This week that is past legislators received and talked about an assessment from their auditors required

More reforms required?

By Daw — which states also tighter rules and better enforcement are expected to stop pay day loans from becoming hard-to-escape financial obligation traps.

“New laws haven’t been preventing overuse of payday loans, ” the report said. Auditors reported formerly that about a 3rd of most loans that are payday to “chronic” users.

Auditors discovered that one loan provider had 2,353 borrowers whom each received 10 or even more payday advances when you look at the past 12 months (auditors define the individuals as chronic users).

They discovered one debtor had been released 49 loans that are payday two unsecured loans in per year. Their normal loan that is daily through that year had been $812, but he had been charged $2,854 in interest.

Auditors stated some lenders and borrowers have discovered loopholes to evade the law that is recent taking right out new pay day loans to repay old people.

“By taking out fully a loan that is new day or two, and also by settling old loans on other times, a debtor can hold cash advance financial obligation beyond the appropriate 70-day time frame for an individual cash advance and without breaking what the law states prohibiting the usage one pay day loan to settle another for a passing fancy day, ” the audit said.

Auditors added that state law “does maybe maybe not prohibit loan providers from issuing your own loan to cover the balance off of more than one pay day loans, ” that may additionally charge high interest — but are theoretically maybe not payday advances guaranteed by a postdated check which may be deposited regarding the next payday if the loan is certainly not paid back.

Auditors additionally urged assortment of many better information because of the continuing state to spot the degree of chronic usage of pay day loans.

Ellen Billie, programs director for the AAA Fair Credit Foundation, a nonprofit that will help individuals exercise financial obligation along with their creditors, claims she views issues every single day with individuals who took out loans that are payday realizing the consequences — and several have actually landed in exactly what add up to financial obligation traps.
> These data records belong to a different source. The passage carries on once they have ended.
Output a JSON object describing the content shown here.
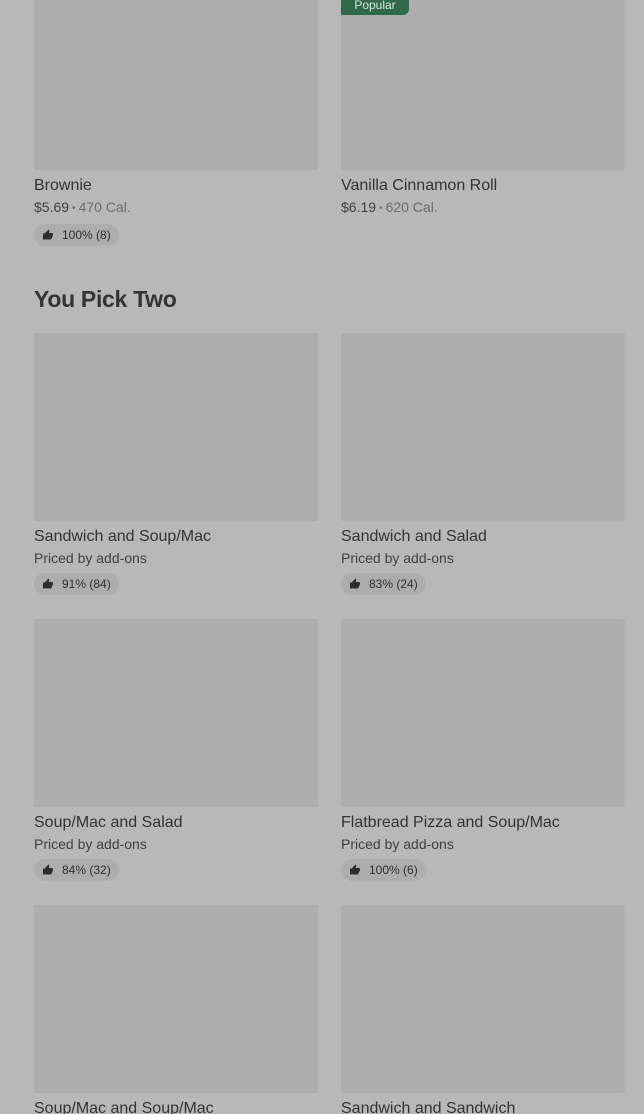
{
  "top_items": [
    {
      "name": "Brownie",
      "price": "$5.69",
      "calories": "470 Cal.",
      "rating": "100% (8)"
    },
    {
      "name": "Vanilla Cinnamon Roll",
      "price": "$6.19",
      "calories": "620 Cal.",
      "badge": "Popular"
    }
  ],
  "section": {
    "title": "You Pick Two"
  },
  "pick_two_items": [
    {
      "name": "Sandwich and Soup/Mac",
      "price": "Priced by add-ons",
      "rating": "91% (84)"
    },
    {
      "name": "Sandwich and Salad",
      "price": "Priced by add-ons",
      "rating": "83% (24)"
    },
    {
      "name": "Soup/Mac and Salad",
      "price": "Priced by add-ons",
      "rating": "84% (32)"
    },
    {
      "name": "Flatbread Pizza and Soup/Mac",
      "price": "Priced by add-ons",
      "rating": "100% (6)"
    },
    {
      "name": "Soup/Mac and Soup/Mac"
    },
    {
      "name": "Sandwich and Sandwich"
    }
  ],
  "meta_separator": "•",
  "colors": {
    "background": "#b8b8b8",
    "image_placeholder": "#adadad",
    "badge_green": "#2f6a4a"
  },
  "icons": {
    "rating": "thumbs-up-icon"
  }
}
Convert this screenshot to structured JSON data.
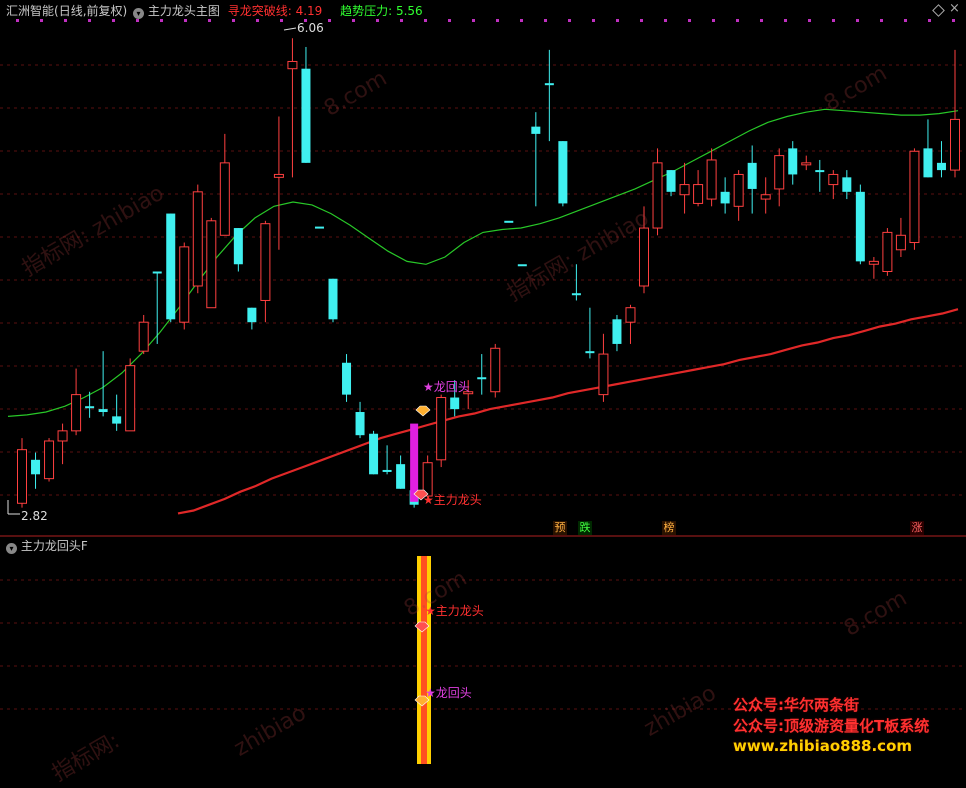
{
  "header": {
    "app_title": "汇洲智能",
    "mode": "(日线,前复权)",
    "indicator_name": "主力龙头主图",
    "line1_label": "寻龙突破线: ",
    "line1_value": "4.19",
    "line2_label": "趋势压力: ",
    "line2_value": "5.56",
    "colors": {
      "line1": "#ff3030",
      "line2": "#30ff30",
      "title": "#c8c8c8"
    }
  },
  "sub_header": {
    "title": "主力龙回头F"
  },
  "price_labels": {
    "high": "6.06",
    "low": "2.82"
  },
  "signals": {
    "dragon_head": "主力龙头",
    "dragon_return": "龙回头",
    "bottom_markers": [
      "预",
      "跌",
      "榜",
      "涨"
    ]
  },
  "watermarks": [
    "指标网: zhibiao",
    "8.com",
    "指标网: zhibiao",
    "8.com",
    "zhibiao",
    "8.com",
    "zhibiao",
    "8.com",
    "指标网:"
  ],
  "promo": {
    "line1": "公众号:华尔两条街",
    "line2": "公众号:顶级游资量化T板系统",
    "line3": "www.zhibiao888.com"
  },
  "icons": [
    "chevron-down-icon",
    "diamond-icon",
    "close-icon"
  ],
  "chart_data": {
    "type": "candlestick",
    "ylim": [
      2.7,
      6.2
    ],
    "candles": [
      {
        "o": 2.85,
        "h": 3.3,
        "l": 2.82,
        "c": 3.22,
        "up": true
      },
      {
        "o": 3.15,
        "h": 3.2,
        "l": 2.95,
        "c": 3.05,
        "up": false
      },
      {
        "o": 3.02,
        "h": 3.3,
        "l": 3.0,
        "c": 3.28,
        "up": true
      },
      {
        "o": 3.28,
        "h": 3.4,
        "l": 3.12,
        "c": 3.35,
        "up": true
      },
      {
        "o": 3.35,
        "h": 3.78,
        "l": 3.32,
        "c": 3.6,
        "up": true
      },
      {
        "o": 3.52,
        "h": 3.62,
        "l": 3.44,
        "c": 3.52,
        "up": false
      },
      {
        "o": 3.5,
        "h": 3.9,
        "l": 3.45,
        "c": 3.48,
        "up": false
      },
      {
        "o": 3.4,
        "h": 3.6,
        "l": 3.35,
        "c": 3.45,
        "up": false
      },
      {
        "o": 3.35,
        "h": 3.85,
        "l": 3.35,
        "c": 3.8,
        "up": true
      },
      {
        "o": 3.9,
        "h": 4.15,
        "l": 3.88,
        "c": 4.1,
        "up": true
      },
      {
        "o": 4.45,
        "h": 4.45,
        "l": 3.95,
        "c": 4.45,
        "up": false
      },
      {
        "o": 4.85,
        "h": 4.85,
        "l": 4.1,
        "c": 4.12,
        "up": false
      },
      {
        "o": 4.1,
        "h": 4.65,
        "l": 4.05,
        "c": 4.62,
        "up": true
      },
      {
        "o": 4.35,
        "h": 5.05,
        "l": 4.3,
        "c": 5.0,
        "up": true
      },
      {
        "o": 4.2,
        "h": 4.82,
        "l": 4.2,
        "c": 4.8,
        "up": true
      },
      {
        "o": 4.7,
        "h": 5.4,
        "l": 4.7,
        "c": 5.2,
        "up": true
      },
      {
        "o": 4.75,
        "h": 4.75,
        "l": 4.45,
        "c": 4.5,
        "up": false
      },
      {
        "o": 4.2,
        "h": 4.2,
        "l": 4.05,
        "c": 4.1,
        "up": false
      },
      {
        "o": 4.25,
        "h": 4.8,
        "l": 4.1,
        "c": 4.78,
        "up": true
      },
      {
        "o": 5.1,
        "h": 5.52,
        "l": 4.6,
        "c": 5.12,
        "up": true
      },
      {
        "o": 5.85,
        "h": 6.06,
        "l": 5.1,
        "c": 5.9,
        "up": true
      },
      {
        "o": 5.85,
        "h": 6.0,
        "l": 5.2,
        "c": 5.2,
        "up": false
      },
      {
        "o": 4.76,
        "h": 4.76,
        "l": 4.76,
        "c": 4.76,
        "up": false
      },
      {
        "o": 4.4,
        "h": 4.4,
        "l": 4.1,
        "c": 4.12,
        "up": false
      },
      {
        "o": 3.82,
        "h": 3.88,
        "l": 3.55,
        "c": 3.6,
        "up": false
      },
      {
        "o": 3.48,
        "h": 3.55,
        "l": 3.3,
        "c": 3.32,
        "up": false
      },
      {
        "o": 3.33,
        "h": 3.35,
        "l": 3.05,
        "c": 3.05,
        "up": false
      },
      {
        "o": 3.08,
        "h": 3.25,
        "l": 3.05,
        "c": 3.07,
        "up": false
      },
      {
        "o": 3.12,
        "h": 3.18,
        "l": 2.95,
        "c": 2.95,
        "up": false
      },
      {
        "o": 2.94,
        "h": 3.0,
        "l": 2.82,
        "c": 2.84,
        "up": false
      },
      {
        "o": 2.9,
        "h": 3.18,
        "l": 2.86,
        "c": 3.13,
        "up": true
      },
      {
        "o": 3.15,
        "h": 3.6,
        "l": 3.1,
        "c": 3.58,
        "up": true
      },
      {
        "o": 3.58,
        "h": 3.7,
        "l": 3.45,
        "c": 3.5,
        "up": false
      },
      {
        "o": 3.62,
        "h": 3.7,
        "l": 3.5,
        "c": 3.62,
        "up": true
      },
      {
        "o": 3.72,
        "h": 3.88,
        "l": 3.6,
        "c": 3.72,
        "up": false
      },
      {
        "o": 3.62,
        "h": 3.95,
        "l": 3.58,
        "c": 3.92,
        "up": true
      },
      {
        "o": 4.8,
        "h": 4.8,
        "l": 4.8,
        "c": 4.8,
        "up": false
      },
      {
        "o": 4.5,
        "h": 4.5,
        "l": 4.5,
        "c": 4.5,
        "up": false
      },
      {
        "o": 5.4,
        "h": 5.55,
        "l": 4.9,
        "c": 5.45,
        "up": false
      },
      {
        "o": 5.75,
        "h": 5.98,
        "l": 5.35,
        "c": 5.75,
        "up": false
      },
      {
        "o": 5.35,
        "h": 5.35,
        "l": 4.9,
        "c": 4.92,
        "up": false
      },
      {
        "o": 4.3,
        "h": 4.5,
        "l": 4.25,
        "c": 4.3,
        "up": false
      },
      {
        "o": 3.9,
        "h": 4.2,
        "l": 3.85,
        "c": 3.9,
        "up": false
      },
      {
        "o": 3.88,
        "h": 4.02,
        "l": 3.55,
        "c": 3.6,
        "up": true
      },
      {
        "o": 3.95,
        "h": 4.15,
        "l": 3.9,
        "c": 4.12,
        "up": false
      },
      {
        "o": 4.1,
        "h": 4.22,
        "l": 3.95,
        "c": 4.2,
        "up": true
      },
      {
        "o": 4.35,
        "h": 4.9,
        "l": 4.3,
        "c": 4.75,
        "up": true
      },
      {
        "o": 4.75,
        "h": 5.3,
        "l": 4.7,
        "c": 5.2,
        "up": true
      },
      {
        "o": 5.15,
        "h": 5.15,
        "l": 4.97,
        "c": 5.0,
        "up": false
      },
      {
        "o": 4.98,
        "h": 5.2,
        "l": 4.85,
        "c": 5.05,
        "up": true
      },
      {
        "o": 5.05,
        "h": 5.15,
        "l": 4.9,
        "c": 4.92,
        "up": true
      },
      {
        "o": 4.95,
        "h": 5.3,
        "l": 4.9,
        "c": 5.22,
        "up": true
      },
      {
        "o": 5.0,
        "h": 5.1,
        "l": 4.85,
        "c": 4.92,
        "up": false
      },
      {
        "o": 4.9,
        "h": 5.15,
        "l": 4.8,
        "c": 5.12,
        "up": true
      },
      {
        "o": 5.2,
        "h": 5.32,
        "l": 4.85,
        "c": 5.02,
        "up": false
      },
      {
        "o": 4.95,
        "h": 5.1,
        "l": 4.85,
        "c": 4.98,
        "up": true
      },
      {
        "o": 5.02,
        "h": 5.3,
        "l": 4.9,
        "c": 5.25,
        "up": true
      },
      {
        "o": 5.3,
        "h": 5.35,
        "l": 5.05,
        "c": 5.12,
        "up": false
      },
      {
        "o": 5.2,
        "h": 5.25,
        "l": 5.15,
        "c": 5.2,
        "up": true
      },
      {
        "o": 5.15,
        "h": 5.22,
        "l": 5.0,
        "c": 5.15,
        "up": false
      },
      {
        "o": 5.05,
        "h": 5.15,
        "l": 4.95,
        "c": 5.12,
        "up": true
      },
      {
        "o": 5.1,
        "h": 5.15,
        "l": 4.95,
        "c": 5.0,
        "up": false
      },
      {
        "o": 5.0,
        "h": 5.05,
        "l": 4.5,
        "c": 4.52,
        "up": false
      },
      {
        "o": 4.5,
        "h": 4.55,
        "l": 4.4,
        "c": 4.52,
        "up": true
      },
      {
        "o": 4.45,
        "h": 4.75,
        "l": 4.42,
        "c": 4.72,
        "up": true
      },
      {
        "o": 4.6,
        "h": 4.82,
        "l": 4.55,
        "c": 4.7,
        "up": true
      },
      {
        "o": 4.65,
        "h": 5.3,
        "l": 4.6,
        "c": 5.28,
        "up": true
      },
      {
        "o": 5.3,
        "h": 5.5,
        "l": 5.1,
        "c": 5.1,
        "up": false
      },
      {
        "o": 5.2,
        "h": 5.35,
        "l": 5.1,
        "c": 5.15,
        "up": false
      },
      {
        "o": 5.15,
        "h": 5.98,
        "l": 5.1,
        "c": 5.5,
        "up": true
      }
    ],
    "series": [
      {
        "name": "寻龙突破线",
        "color": "#e02828",
        "values": [
          2.78,
          2.8,
          2.84,
          2.88,
          2.93,
          2.97,
          3.02,
          3.06,
          3.1,
          3.14,
          3.18,
          3.22,
          3.26,
          3.3,
          3.33,
          3.36,
          3.39,
          3.42,
          3.45,
          3.47,
          3.5,
          3.52,
          3.54,
          3.56,
          3.58,
          3.61,
          3.63,
          3.65,
          3.67,
          3.69,
          3.71,
          3.73,
          3.75,
          3.77,
          3.79,
          3.81,
          3.84,
          3.86,
          3.88,
          3.91,
          3.94,
          3.96,
          3.99,
          4.01,
          4.04,
          4.07,
          4.09,
          4.12,
          4.14,
          4.16,
          4.19
        ]
      },
      {
        "name": "趋势压力",
        "color": "#28c828",
        "values": [
          3.45,
          3.46,
          3.48,
          3.52,
          3.58,
          3.65,
          3.75,
          3.88,
          4.03,
          4.2,
          4.38,
          4.55,
          4.7,
          4.82,
          4.9,
          4.93,
          4.91,
          4.85,
          4.77,
          4.68,
          4.59,
          4.52,
          4.5,
          4.55,
          4.65,
          4.72,
          4.74,
          4.75,
          4.78,
          4.82,
          4.87,
          4.92,
          4.97,
          5.02,
          5.08,
          5.14,
          5.21,
          5.28,
          5.35,
          5.42,
          5.48,
          5.52,
          5.55,
          5.57,
          5.56,
          5.55,
          5.54,
          5.53,
          5.53,
          5.54,
          5.56
        ]
      }
    ]
  }
}
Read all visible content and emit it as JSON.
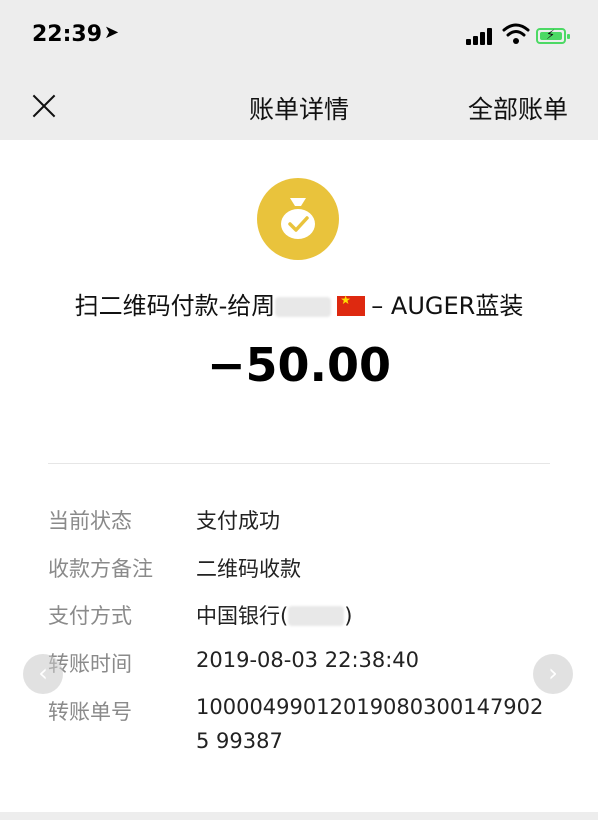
{
  "status_bar": {
    "time": "22:39",
    "location_icon": "location-arrow-icon",
    "signal_icon": "cellular-signal-icon",
    "wifi_icon": "wifi-icon",
    "battery_icon": "battery-charging-icon",
    "battery_color": "#4cd964"
  },
  "nav": {
    "close_icon": "close-icon",
    "title": "账单详情",
    "right_label": "全部账单"
  },
  "header": {
    "coin_icon": "money-bag-check-icon",
    "coin_color": "#e9c33c",
    "merchant_prefix": "扫二维码付款-给周",
    "merchant_suffix": "– AUGER蓝装",
    "flag_icon": "china-flag-icon",
    "amount": "−50.00"
  },
  "details": [
    {
      "label": "当前状态",
      "value": "支付成功"
    },
    {
      "label": "收款方备注",
      "value": "二维码收款"
    },
    {
      "label": "支付方式",
      "value_prefix": "中国银行(",
      "value_suffix": ")"
    },
    {
      "label": "转账时间",
      "value": "2019-08-03 22:38:40"
    },
    {
      "label": "转账单号",
      "value": "100004990120190803001479025 99387"
    }
  ]
}
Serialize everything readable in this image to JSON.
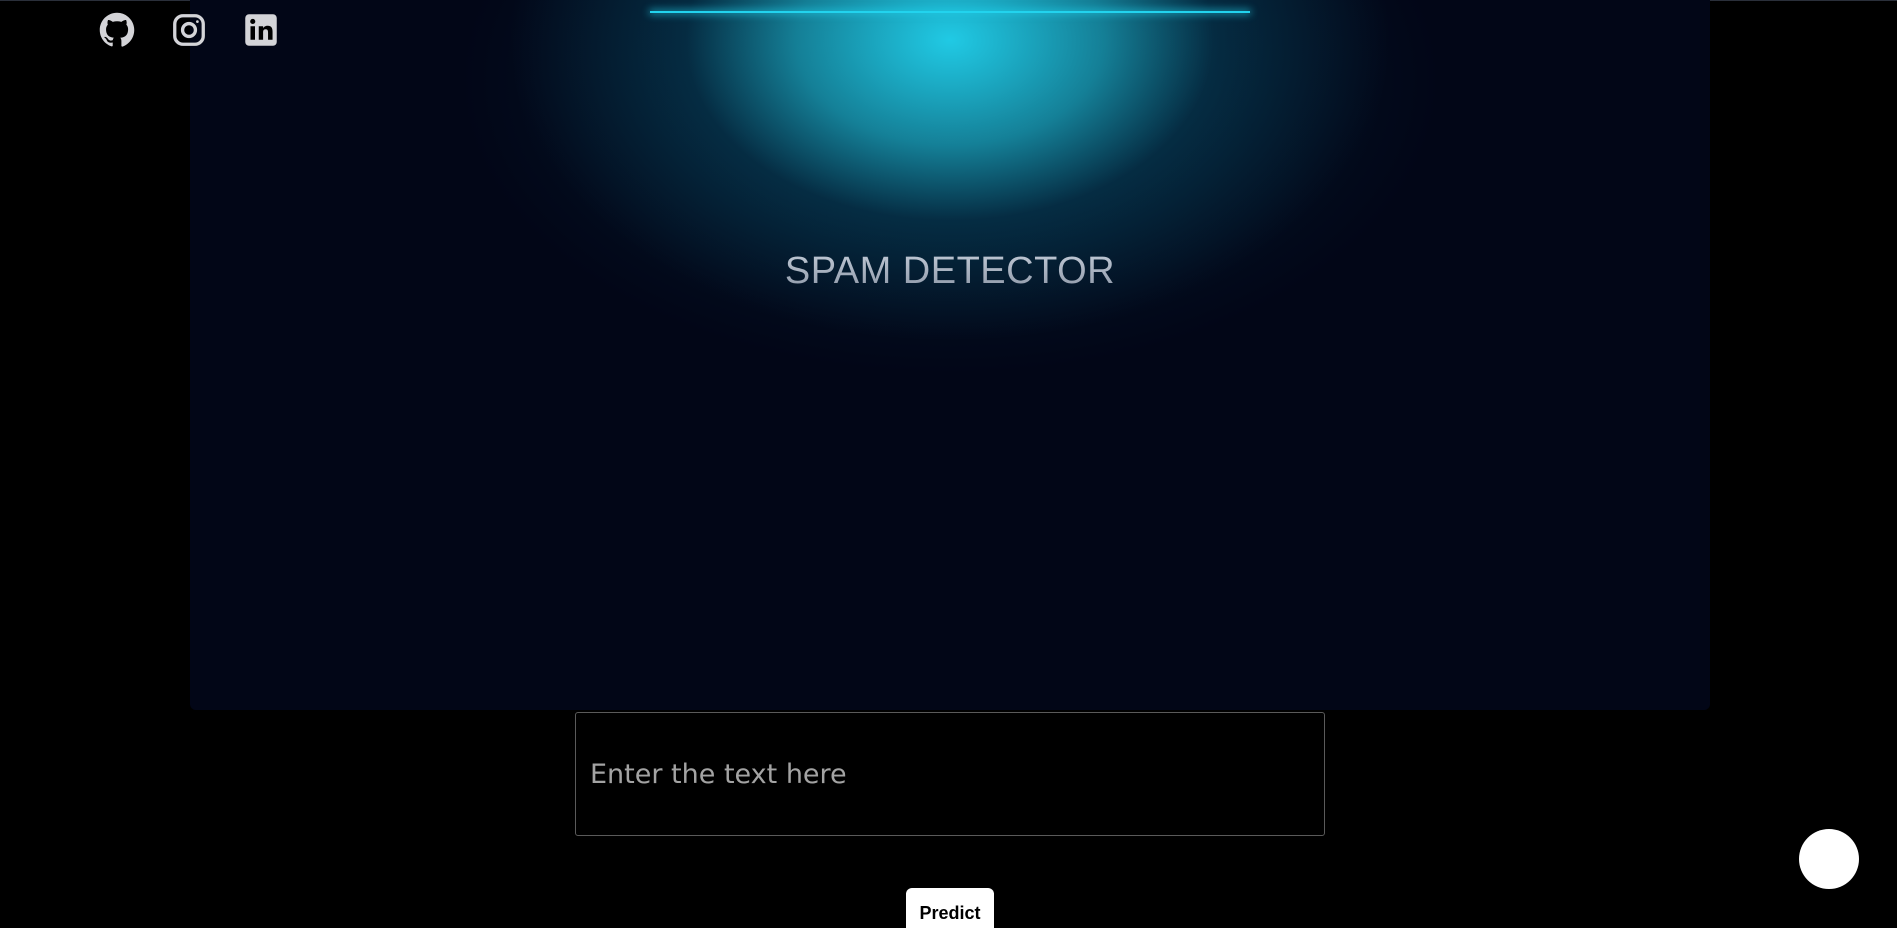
{
  "social": {
    "items": [
      {
        "icon": "github-icon",
        "label": "GitHub"
      },
      {
        "icon": "instagram-icon",
        "label": "Instagram"
      },
      {
        "icon": "linkedin-icon",
        "label": "LinkedIn"
      }
    ]
  },
  "hero": {
    "title": "SPAM DETECTOR",
    "accent_color": "#22d3ee",
    "background_color": "#020617"
  },
  "form": {
    "input_placeholder": "Enter the text here",
    "input_value": "",
    "predict_label": "Predict"
  },
  "colors": {
    "page_background": "#000000",
    "button_background": "#ffffff",
    "icon_color": "#d4d4d8"
  }
}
For instance, new customers are expected on a questionnaire whether they have a loan that is high-interest. Billie said numerous pay day loan customers check yes, and “when we request mortgage loan, they place 30% or 40%. For a few social individuals, it is really 800%. ”

She claims no slowdown has been seen by her of issues with payday advances due to a greater economy. Also, even though it is currently technically illegal, she views many consumers whom took down new payday advances to settle old ones — or even to pay back other debts.

“We had a female last week that took away pay day loans to settle medical bills, ” Billie stated, noting a great many other cheaper that is far better choices had been available — but the girl didn’t realize that. Billie stated she usually views the thing that is same those who took away pay day loans since they had been behind on home loan or vehicle re payments.

“Our consumers state they’re going to payday loan providers since they have already been turned down at other places, ” Billie said because they are friendly and. “They understand banking institutions will not provide in their mind, so that they just visit a lender that is payday. They don’t really realize that you’re borrowing $100 and often trying to repay $600” in the long run before these are typically fully pleased.

State data shows decreasing variety of individuals are also making use of state-mandated security nets. The sheer number of individuals who elect to rescind without expense their payday advances in just a few days of getting them was down by 45per cent the previous 12 months, additionally the number of individuals whom put up interest-free payment plans after 10 days ended up being down by 38per cent.

Gibson, spokeswoman for the industry, stated this is certainly in component because less individuals might need help that is such. But Billie she’s got discovered together with her consumers that “they are clueless” that such assistance is even available.